(WHAT TO PRODUCE) Write out each record in full and exactly as given. Skip any pictures.
__________________________________________________
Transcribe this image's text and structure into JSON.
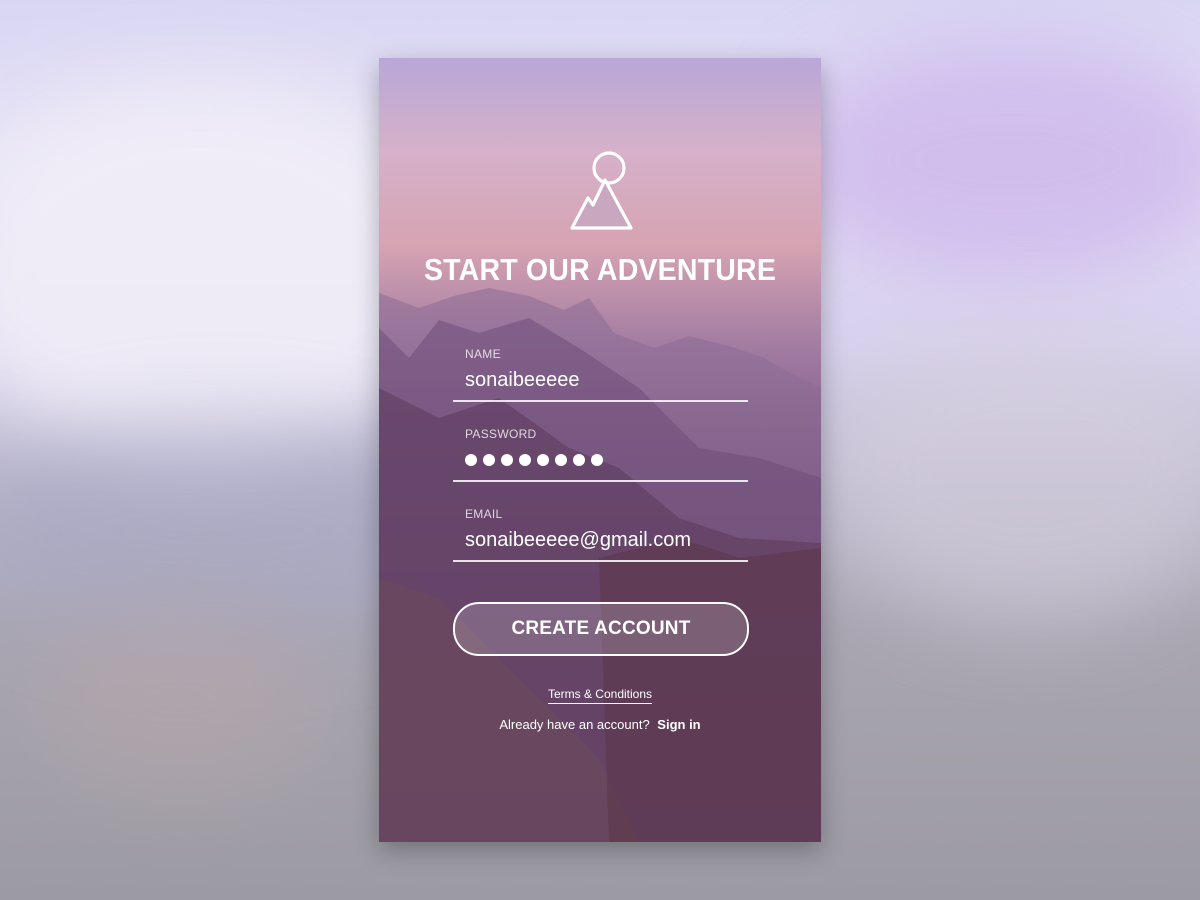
{
  "header": {
    "title": "START OUR ADVENTURE"
  },
  "form": {
    "name": {
      "label": "NAME",
      "value": "sonaibeeeee"
    },
    "password": {
      "label": "PASSWORD",
      "masked_length": 8
    },
    "email": {
      "label": "EMAIL",
      "value": "sonaibeeeee@gmail.com"
    }
  },
  "actions": {
    "create_account_label": "CREATE ACCOUNT",
    "terms_label": "Terms & Conditions",
    "signin_prompt": "Already have an account?",
    "signin_label": "Sign in"
  },
  "icons": {
    "logo": "mountain-sun-icon"
  },
  "colors": {
    "accent": "#ffffff",
    "overlay_top": "#d6b1c9",
    "overlay_bottom": "#4a2a40"
  }
}
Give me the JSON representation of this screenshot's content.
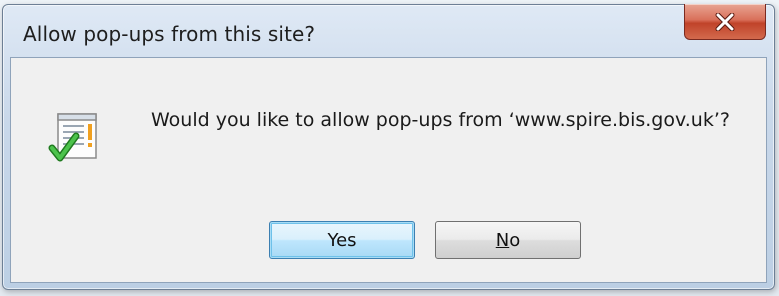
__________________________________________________
(EXERCISE SOLUTION)
Transcribe this image's text and structure into JSON.
{
  "header": {
    "title": "START OUR ADVENTURE"
  },
  "form": {
    "name": {
      "label": "NAME",
      "value": "sonaibeeeee"
    },
    "password": {
      "label": "PASSWORD",
      "masked_length": 8
    },
    "email": {
      "label": "EMAIL",
      "value": "sonaibeeeee@gmail.com"
    }
  },
  "actions": {
    "create_account_label": "CREATE ACCOUNT",
    "terms_label": "Terms & Conditions",
    "signin_prompt": "Already have an account?",
    "signin_label": "Sign in"
  },
  "icons": {
    "logo": "mountain-sun-icon"
  },
  "colors": {
    "accent": "#ffffff",
    "overlay_top": "#d6b1c9",
    "overlay_bottom": "#4a2a40"
  }
}
Give me the JSON representation of this screenshot's content.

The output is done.